While creating new life isn't really on my list of things to achieve at the moment, I know that using this method for birth control actually sets me up perfectly for whenever we do want to have kids.  Because I'll be aware of when my body is fertile and when it's infertile, we'll have a much better chance at conceiving.  Or we'll at least know when the best time is to "try"!  But the good news for me is that FAM has been shown to be 99.4% effective for avoiding pregnancy when used properly.  Of course, FAM can't protect against any kind of STDs, so it should only be used in a safe, monogamous relationship.

I'm not really self aware when it comes to knowing why my body is feeling a certain way, or making correlations between symptoms and causes.  I mean, it took me two years to figure out that there might be a correlation between my migraines (which I'd never gotten in the past) and the fact that they started becoming more frequent when I started Birth Control pills.  That's one of my favorite things about this method.  I get to know my body.  I live in this body every day, I might as well get to know it!  Women who chart are also very good at helping their doctors diagnose any problems because they know what it normal for their cycles.  They can also pinpoint conception pretty precisely as well, since you also track when you had intercourse and whether or not you used any protection.

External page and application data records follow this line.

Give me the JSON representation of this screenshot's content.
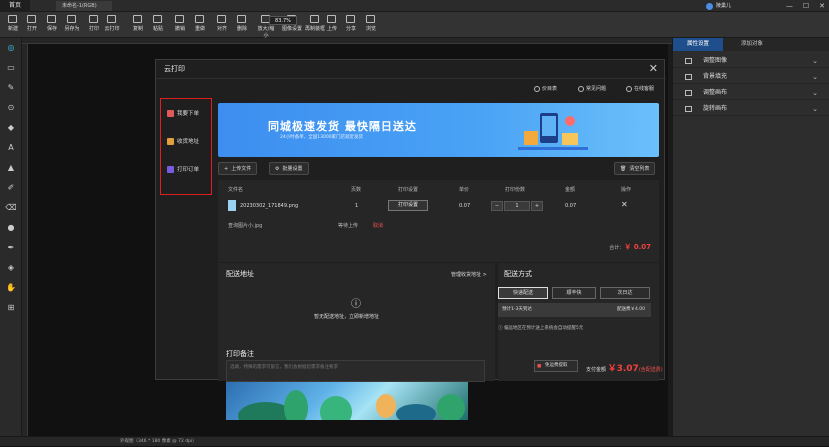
{
  "topbar": {
    "home": "首页",
    "tab": "未命名-1(RGB)",
    "user": "陵巢儿"
  },
  "toolbar": {
    "items": [
      "新建",
      "打开",
      "保存",
      "另存为",
      "打印",
      "云打印",
      "复制",
      "粘贴",
      "撤销",
      "重做",
      "对齐",
      "删除",
      "放大/缩小",
      "图像设置",
      "再制装框",
      "上传",
      "分享",
      "浏览"
    ],
    "zoom": "83.7%"
  },
  "dialog": {
    "title": "云打印",
    "links": [
      "价目表",
      "常见问题",
      "在线客服"
    ],
    "nav": [
      "我要下单",
      "收货地址",
      "打印订单"
    ],
    "banner": {
      "title": "同城极速发货  最快隔日送达",
      "subtitle": "24小时备单，全国13000家门店就近发货"
    },
    "actions": {
      "upload": "上传文件",
      "batch": "批量设置",
      "clear": "清空列表"
    },
    "table": {
      "headers": [
        "文件名",
        "页数",
        "打印设置",
        "单价",
        "打印份数",
        "金额",
        "操作"
      ],
      "row": {
        "file": "20230302_171849.png",
        "pages": "1",
        "setting": "打印设置",
        "price": "0.07",
        "qty": "1",
        "amount": "0.07"
      },
      "row2": {
        "file": "查询图片小.jpg",
        "status": "等待上传",
        "cancel": "取消"
      },
      "total_label": "合计：",
      "total_value": "￥ 0.07"
    },
    "address": {
      "title": "配送地址",
      "manage": "管理收货地址 >",
      "empty": "暂无配送地址，立即新增地址"
    },
    "shipping": {
      "title": "配送方式",
      "options": [
        "快递配送",
        "顺丰快",
        "次日达"
      ],
      "info_left": "预计1-3天到达",
      "info_right": "配送费￥4.00",
      "note": "偏远地区在预计送上系统会自动提醒5元"
    },
    "remark": {
      "title": "打印备注",
      "placeholder": "选填，特殊的需求可留言，我们会根据您需求备注要求"
    },
    "pay": {
      "button": "免运费提取",
      "label": "支付金额",
      "amount": "￥3.07",
      "suffix": "(含配送费)"
    }
  },
  "right_panel": {
    "tabs": [
      "属性设置",
      "添加对象"
    ],
    "rows": [
      "调整图像",
      "背景填充",
      "调整画布",
      "旋转画布"
    ]
  },
  "status": "外观图（346 * 180 像素 @ 72 dpi）"
}
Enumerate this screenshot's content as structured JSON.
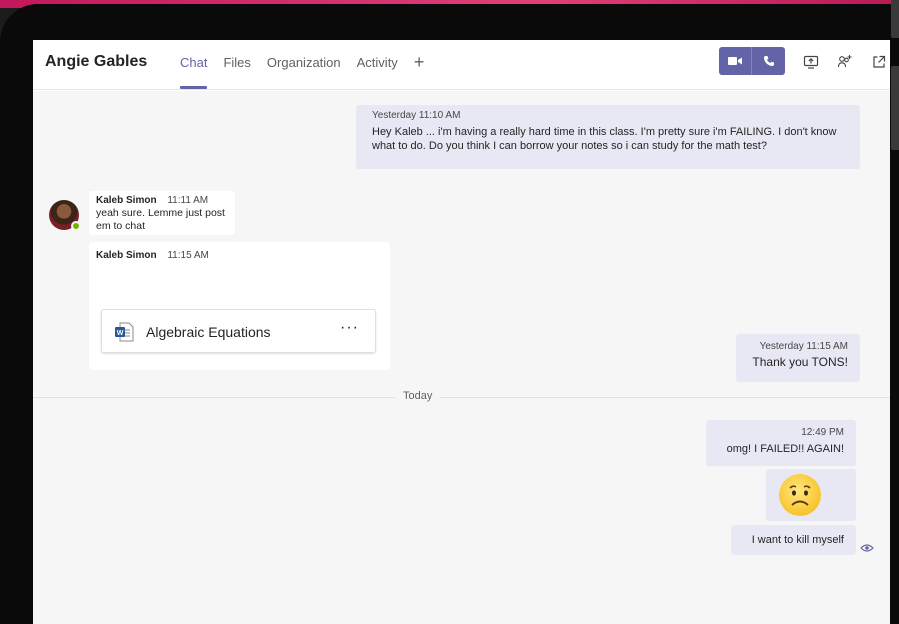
{
  "header": {
    "contact_name": "Angie Gables",
    "tabs": [
      {
        "label": "Chat",
        "active": true
      },
      {
        "label": "Files",
        "active": false
      },
      {
        "label": "Organization",
        "active": false
      },
      {
        "label": "Activity",
        "active": false
      }
    ],
    "add_tab_label": "+",
    "icons": [
      "video-call-icon",
      "audio-call-icon",
      "share-screen-icon",
      "add-people-icon",
      "pop-out-icon"
    ],
    "accent_color": "#6264a7"
  },
  "messages": {
    "m1": {
      "timestamp": "Yesterday   11:10 AM",
      "text": "Hey Kaleb ... i'm having a really hard time in this class. I'm pretty sure i'm FAILING. I don't know what to do. Do you think I can borrow your notes so i can study for the math test?"
    },
    "m2": {
      "sender": "Kaleb Simon",
      "time": "11:11 AM",
      "text": "yeah sure. Lemme just post em to chat"
    },
    "m3": {
      "sender": "Kaleb Simon",
      "time": "11:15 AM",
      "file_name": "Algebraic Equations",
      "more_label": "···"
    },
    "m4": {
      "timestamp": "Yesterday   11:15 AM",
      "text": "Thank you TONS!"
    },
    "divider_label": "Today",
    "m5": {
      "time": "12:49 PM",
      "text": "omg! I FAILED!! AGAIN!"
    },
    "m6": {
      "emoji": "worried-face"
    },
    "m7": {
      "text": "I want to kill myself"
    }
  }
}
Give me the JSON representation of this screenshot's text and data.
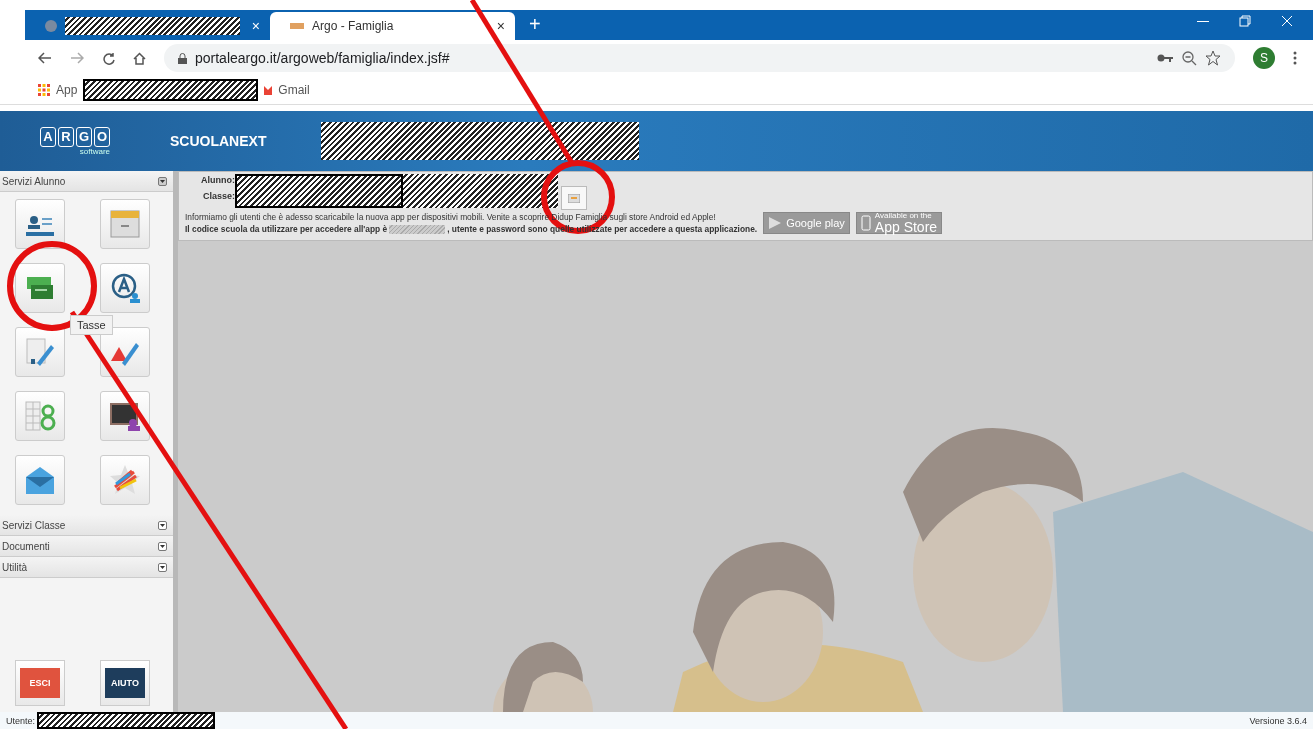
{
  "browser": {
    "tabs": [
      {
        "kind": "redacted",
        "selected": false,
        "close": "×"
      },
      {
        "kind": "page",
        "title": "Argo - Famiglia",
        "selected": true,
        "close": "×"
      }
    ],
    "new_tab": "+",
    "address": "portaleargo.it/argoweb/famiglia/index.jsf#",
    "profile_initial": "S",
    "bookmarks": [
      {
        "kind": "apps",
        "label": "App"
      },
      {
        "kind": "redacted"
      },
      {
        "kind": "gmail",
        "label": "Gmail"
      }
    ]
  },
  "header": {
    "logo_letters": [
      "A",
      "R",
      "G",
      "O"
    ],
    "logo_sub": "software",
    "product": "SCUOLANEXT"
  },
  "sidebar": {
    "sections": [
      {
        "title": "Servizi Alunno",
        "expanded": true,
        "tiles": [
          {
            "kind": "card"
          },
          {
            "kind": "drawer"
          },
          {
            "kind": "money"
          },
          {
            "kind": "person"
          },
          {
            "kind": "grade"
          },
          {
            "kind": "warning"
          },
          {
            "kind": "register"
          },
          {
            "kind": "board"
          },
          {
            "kind": "mail"
          },
          {
            "kind": "star"
          }
        ]
      },
      {
        "title": "Servizi Classe",
        "expanded": false
      },
      {
        "title": "Documenti",
        "expanded": false
      },
      {
        "title": "Utilità",
        "expanded": false
      }
    ],
    "tooltip": "Tasse",
    "actions": [
      {
        "kind": "exit",
        "label": "ESCI"
      },
      {
        "kind": "help",
        "label": "AIUTO"
      }
    ]
  },
  "student": {
    "labels": [
      "Alunno:",
      "Classe:"
    ],
    "info": "Informiamo gli utenti che è adesso scaricabile la nuova app per dispositivi mobili. Venite a scoprire Didup Famiglia sugli store Android ed Apple!",
    "code_before": "Il codice scuola da utilizzare per accedere all'app è",
    "code_after": ", utente e password sono quelle utilizzate per accedere a questa applicazione.",
    "stores": [
      {
        "kind": "google",
        "label": "Google play"
      },
      {
        "kind": "apple",
        "caption": "Available on the",
        "label": "App Store"
      }
    ]
  },
  "footer": {
    "user_label": "Utente:",
    "version": "Versione 3.6.4"
  }
}
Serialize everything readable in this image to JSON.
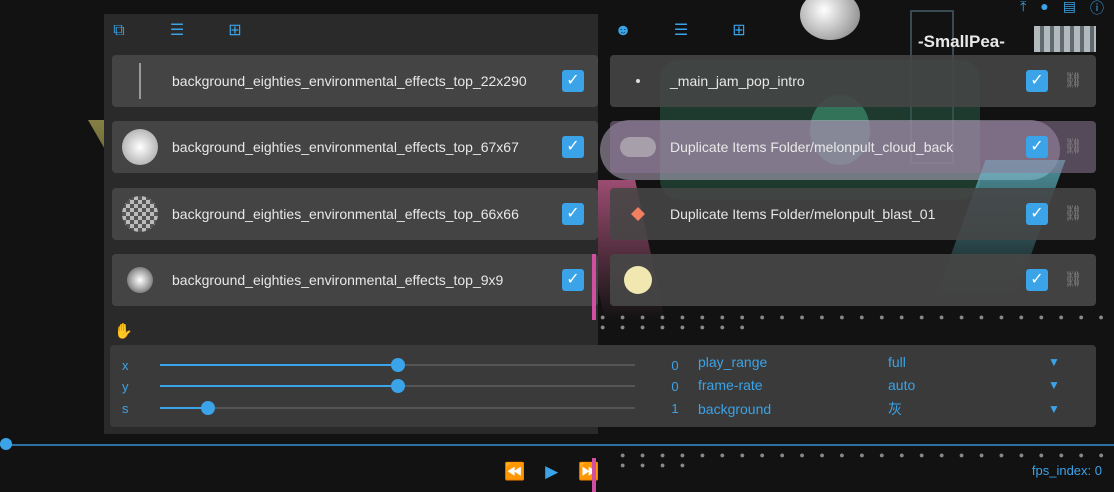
{
  "watermark": "-SmallPea-",
  "left_panel": {
    "rows": [
      {
        "label": "background_eighties_environmental_effects_top_22x290",
        "checked": true
      },
      {
        "label": "background_eighties_environmental_effects_top_67x67",
        "checked": true
      },
      {
        "label": "background_eighties_environmental_effects_top_66x66",
        "checked": true
      },
      {
        "label": "background_eighties_environmental_effects_top_9x9",
        "checked": true
      }
    ]
  },
  "right_panel": {
    "rows": [
      {
        "label": "_main_jam_pop_intro",
        "checked": true
      },
      {
        "label": "Duplicate Items Folder/melonpult_cloud_back",
        "checked": true
      },
      {
        "label": "Duplicate Items Folder/melonpult_blast_01",
        "checked": true
      },
      {
        "label": "",
        "checked": true
      }
    ]
  },
  "controls": {
    "sliders": [
      {
        "axis": "x",
        "value": "0",
        "fraction": 0.5
      },
      {
        "axis": "y",
        "value": "0",
        "fraction": 0.5
      },
      {
        "axis": "s",
        "value": "1",
        "fraction": 0.1
      }
    ],
    "options": [
      {
        "label": "play_range",
        "value": "full"
      },
      {
        "label": "frame-rate",
        "value": "auto"
      },
      {
        "label": "background",
        "value": "灰"
      }
    ]
  },
  "status": {
    "fps_label": "fps_index: 0"
  },
  "colors": {
    "accent": "#3ba3e8",
    "panel": "#2a2a2a",
    "row": "#464646",
    "marker": "#d04fa0"
  }
}
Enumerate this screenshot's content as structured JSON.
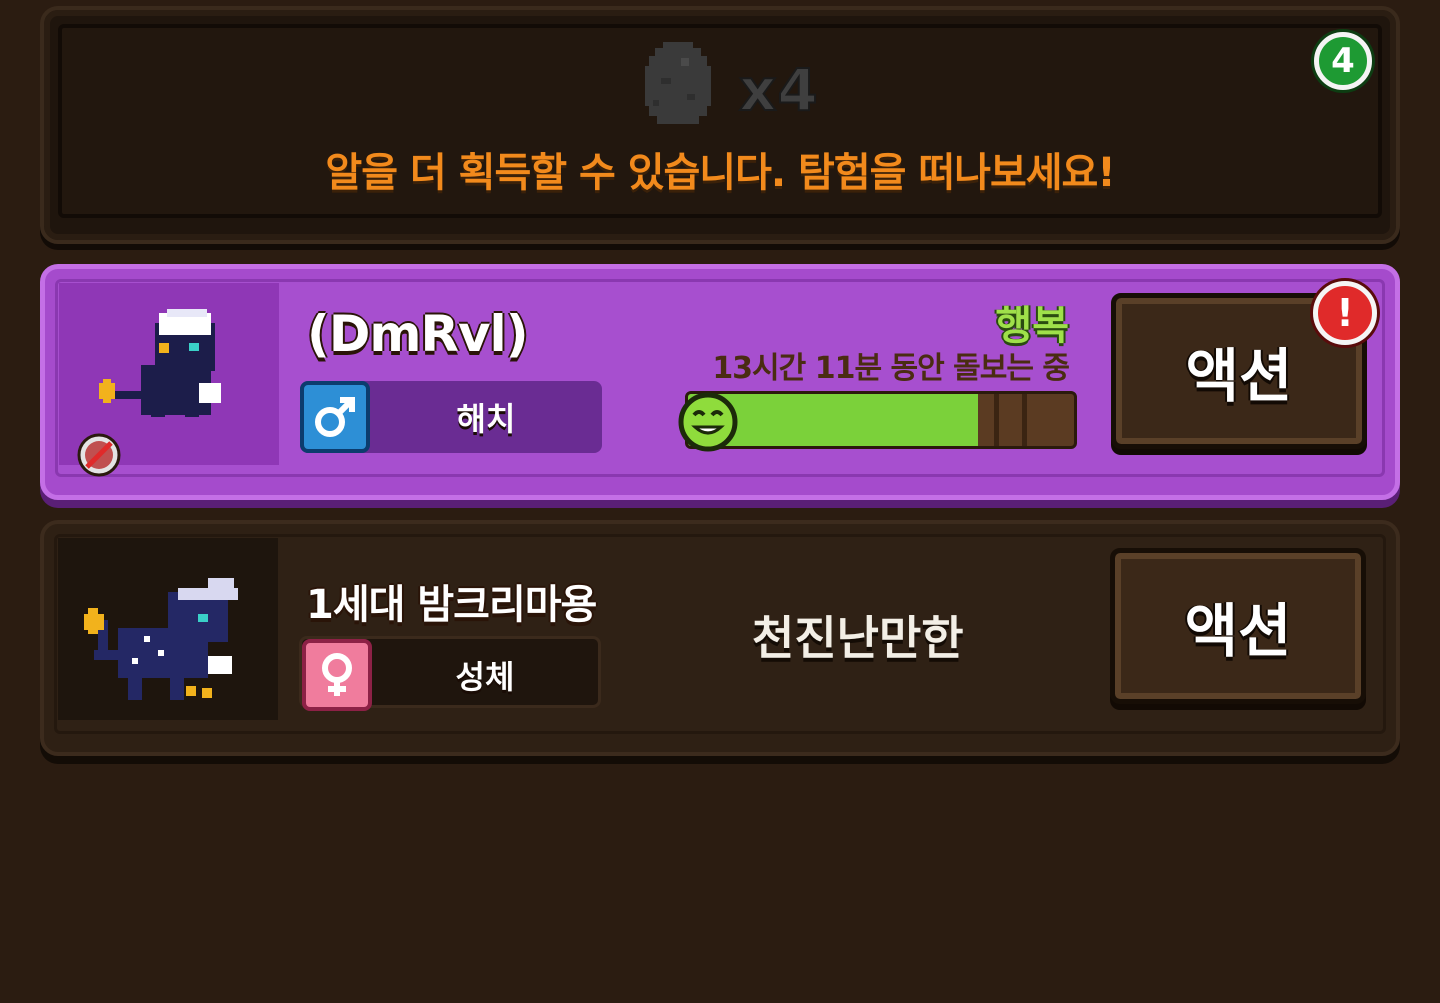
{
  "egg_panel": {
    "egg_icon": "egg-icon",
    "count": "x4",
    "message": "알을 더 획득할 수 있습니다. 탐험을 떠나보세요!",
    "badge": "4"
  },
  "pets": [
    {
      "name": "(DmRvl)",
      "gender": "male-icon",
      "stage": "해치",
      "mood": "행복",
      "care_status": "13시간 11분 동안 돌보는 중",
      "happiness_fraction": 0.75,
      "action_label": "액션",
      "alert_badge": "!",
      "status_icon": "no-breed-icon",
      "selected": true,
      "colors": {
        "card": "#a54bcc",
        "mood": "#9fe04a",
        "bar_fill": "#7bd13a"
      }
    },
    {
      "name": "1세대 밤크리마용",
      "gender": "female-icon",
      "stage": "성체",
      "personality": "천진난만한",
      "action_label": "액션",
      "selected": false
    }
  ],
  "colors": {
    "background": "#2b1c11",
    "message": "#f28a1c",
    "badge_green": "#1e9a33",
    "badge_red": "#e02a2a"
  }
}
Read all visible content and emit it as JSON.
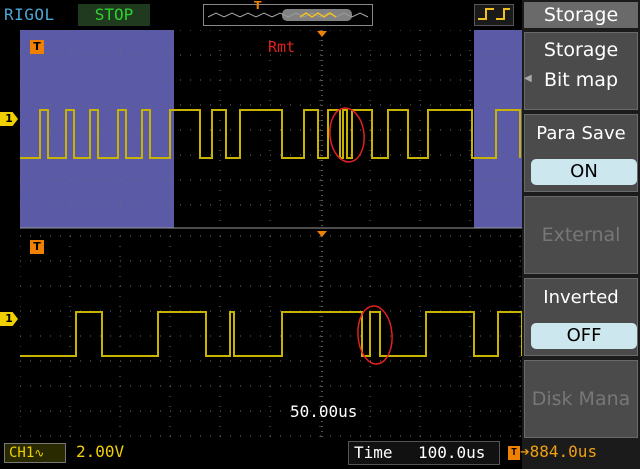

More than anything using FAM makes me feel empowered.  It gives me ownership over my own body and my reproductive health.  It pulls back this layer of mystery and confusion regarding reproductive health and fertility.  It makes me angry that the stuff I'm learning through using the Fertility Awareness Method isn't taught in sex ed and health classes.  I got the most cursory explanation of my menstrual cycle when I was in high school.  You know, the classic, "Your body builds up layers in your uterus in preparation to create a baby and then when there isn't a fertilized egg, it sheds those layers and you menstruate."  Okay great.  I mean now I know why I have to buy tampons every month but there is so much more going on, and that knowledge is power.

Living in the age of, "there's an app for that" actually makes charting cycles super easy and quick.  After looking at a few fertility tracking apps, I decided on using Kindara and I love being able to track right from my phone.  I have my charts with me everywhere I go so I don't have any excuses for not charting.  Plus, Kindara is just a beautiful app visually, which is a big reason I didn't use some of the other apps available which were confusing as well as eyesores.  I really wanted something clean, bright, and easy to understand at a glance.  With Kindara, I can also track other things throughout the month, like yoga or nutritional supplements, to see if they have an effect on my cycle and health.  Since I charge my phone on my night stand, I can take my temperature while I'm laying in bed, then enter my temperature into my app right there, before I even get out of bed.

Since I was pretty brief in describing FAM, here are a few other articles about it for those who are interested.  I would definitely recommend reading Taking Charge of Your Fertility.  It has tons of information, examples, and pretty much everything you need to get started with charting your cycles!

Ditching the Pill
The Atlantic
Osteopathic Family Physician
Taking Charge of Your Fertility

cycle images via kindara